Portland

Pilots RHP Kevin Baker broke out in a big way in 2017 when he posted 11.4 K/9 over 62.0 innings as a sophomore. He’s appeared in just two games this season—March 25 and May 8—going just 2.2 and 3.1 inefficient innings. Assuming he’s been limited due to injury, it wouldn’t be a shock to see him return to school next season to rebuild some draft value, but he’ll likely hear his name called based off the upside he flashed last season. 6’3” left-handed hitting SS Beau Brundage was drafted in the 38th round out of high school in 2015, and may be drafted for the second time next month. In his second full season with Portland, he’s slashed .399/.478/.503 while running a crazy .493 BABIP. His teammate and Vancouver, Washington-native OF Cody Hawken was selected in the 34th round of that same draft, but chose instead to honor his commitment to Portland, and decision that looked like it could cost him big before his breakout junior season. He’s slashing .312/.404/.529 with a career best seven home runs and 16.5% strikeout rate.

San Diego

USD has produced a plethora of of draft-worthy talent this season, likely to be headlined by OF/1B Jay Schuyler, who is leading the Toreros in hitting. His .343/.413/.495 slash line, 7 HR and 38 RBI are remarkably similar to his 2017 sophomore season when he slashed .352/.405/.521 with 6 HR and 32 RBI. The 6’1” right handed hitter has managed to increase his walk rate to 9.3% this season and has cut his strikeout rate to 12.2%, indicating there’s not a whole lot of swing-and-miss in his game despite hitting for marginal power. He’s a little undersized for a first baseman, so teams will love his experience in the outfield when contemplating how to fit his bat into their organization. LHP Nick Sprengel entered the season as the top draft eligible prospect in the entire conference according to Baseball America following a breakout 2017 that saw him named an All-WCC First Team Selection.

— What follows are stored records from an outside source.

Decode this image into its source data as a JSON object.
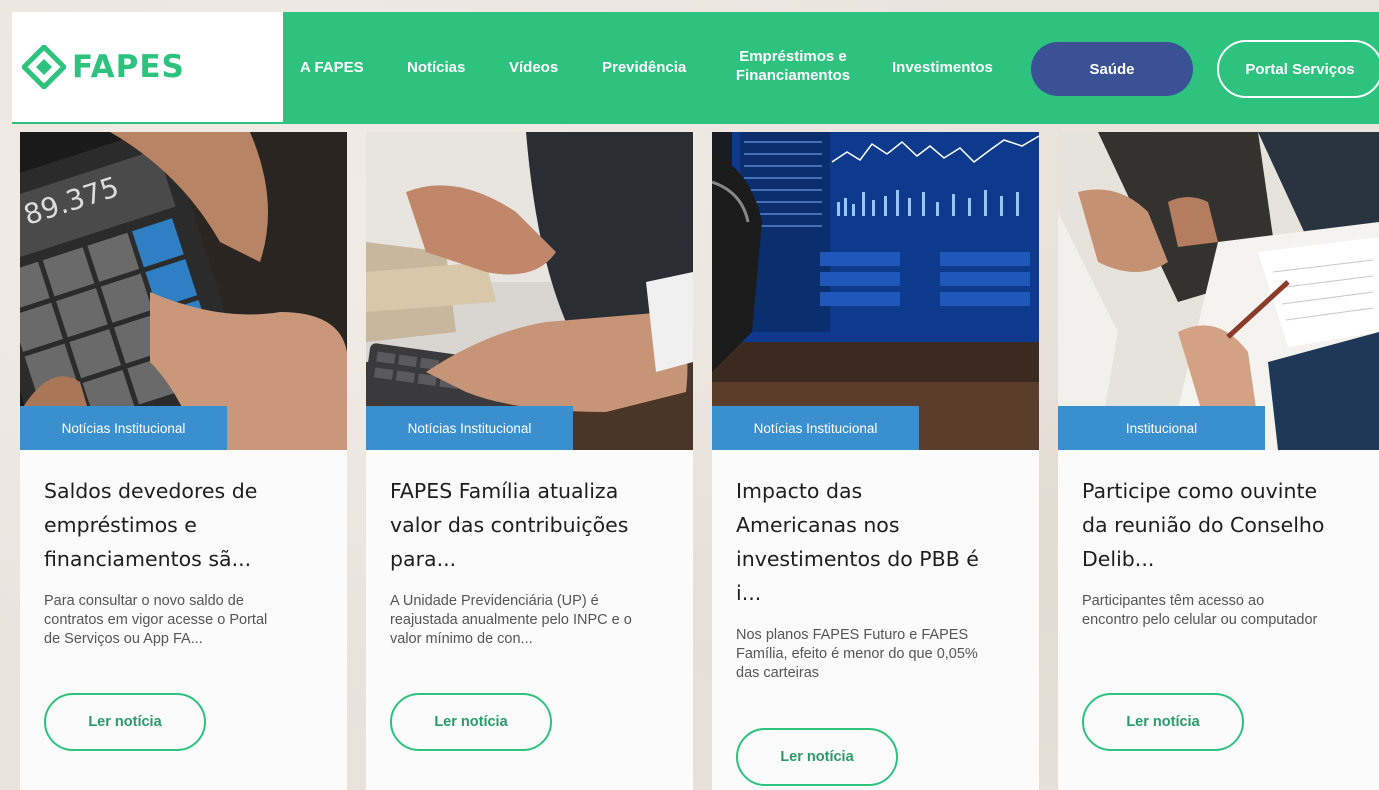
{
  "brand": {
    "name": "FAPES",
    "color": "#2dc37f"
  },
  "nav": {
    "items": [
      {
        "label": "A FAPES"
      },
      {
        "label": "Notícias"
      },
      {
        "label": "Vídeos"
      },
      {
        "label": "Previdência"
      },
      {
        "label_line1": "Empréstimos e",
        "label_line2": "Financiamentos"
      },
      {
        "label": "Investimentos"
      }
    ],
    "saude_label": "Saúde",
    "portal_label": "Portal Serviços"
  },
  "cards": [
    {
      "tag": "Notícias Institucional",
      "title_lines": [
        "Saldos devedores de",
        "empréstimos e",
        "financiamentos sã..."
      ],
      "excerpt_lines": [
        "Para consultar o novo saldo de",
        "contratos em vigor acesse o Portal",
        "de Serviços ou App FA..."
      ],
      "image_text": "89.375",
      "button": "Ler notícia"
    },
    {
      "tag": "Notícias Institucional",
      "title_lines": [
        "FAPES Família atualiza",
        "valor das contribuições",
        "para..."
      ],
      "excerpt_lines": [
        "A Unidade Previdenciária (UP) é",
        "reajustada anualmente pelo INPC e o",
        "valor mínimo de con..."
      ],
      "button": "Ler notícia"
    },
    {
      "tag": "Notícias Institucional",
      "title_lines": [
        "Impacto das",
        "Americanas nos",
        "investimentos do PBB é",
        "i..."
      ],
      "excerpt_lines": [
        "Nos planos FAPES Futuro e FAPES",
        "Família, efeito é menor do que 0,05%",
        "das carteiras"
      ],
      "button": "Ler notícia"
    },
    {
      "tag": "Institucional",
      "title_lines": [
        "Participe como ouvinte",
        "da reunião do Conselho",
        "Delib..."
      ],
      "excerpt_lines": [
        "Participantes têm acesso ao",
        "encontro pelo celular ou computador"
      ],
      "button": "Ler notícia"
    }
  ],
  "colors": {
    "accent": "#2dc37f",
    "tag": "#3a8fcf",
    "saude": "#3a5196"
  }
}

Sprengel’s above-average fastball-slider combination was nearly unhittable out of Team USA’s bullpen over the summer, when opponents were just 2-for-30 against him. His command and changeup still need improvement to allow him to be a starter in the long run. -Baseball America

The southpaw has struggled badly this season however, posting an 11.45 ERA, 2.18 WHIP, 12.0 H/9, and 7.5 BB/9 through 33.0 innings. He’s seen his strikeout rate jump to an impressive 12.8 K/9, but even a mark that impressive is going to be overshadowed by his season-long struggles, and perhaps even cause the junior to return for a senior season in hopes of rebuilding some of his draft stock. 6’3” 200lb RHP Paul Richan has followed up a strong sophomore season with a solid junior year for San Diego, and while his ERA has climbed to 4.62, he’s lowered his WHIP (to 1.25) and BB/9 (to 1.3) while increasing his strikeout rate to 10.1 K/9 over 89.2 innings.

BYU

Junior OF Brock Hale, listed at the #3 draft eligible prospect in the WCC, has not disappointed this season, OPSing north of 1.000 for the third straight year. His career slash line through 121 games is now .372/.460/.625, going deep 21 times and collecting 94 RBI. SS Daniel Schneeman was listed as the conference’s #7 prospect, but has disappointed by taking a big step backwards after a pair of productive seasons in 2016 and 2017. The left handed hitting shortstop may benefit from another season in college.

Santa Clara

Big bodied 1B Jake Brodt has used a .402 BABIP to increase his batting average by more than 100 points this season, posting a line of .338/.375/.532 and swatting seven homers. His 5.6% walk rate is a bit lower than you’d like for a guy who profiles as a potential three-true-outcomes guy.

Pacific

While the Tigers lack any standout draft-eligible prospects this year, remember the name of C James Free. The switch-hitting backstop slashed .343/.407/.652 with 14 homers and 54 runs batted in as a true freshman last season, and has been nearly as impressive this season. He’s also caught 12 of 37 attempted base-stealers this season. He participated in collegiate summer league play in the California Collegiate League in 2017, slashing .297/.408/.579 and clubbing 10 homers, showing his offensive game translates even when using wood.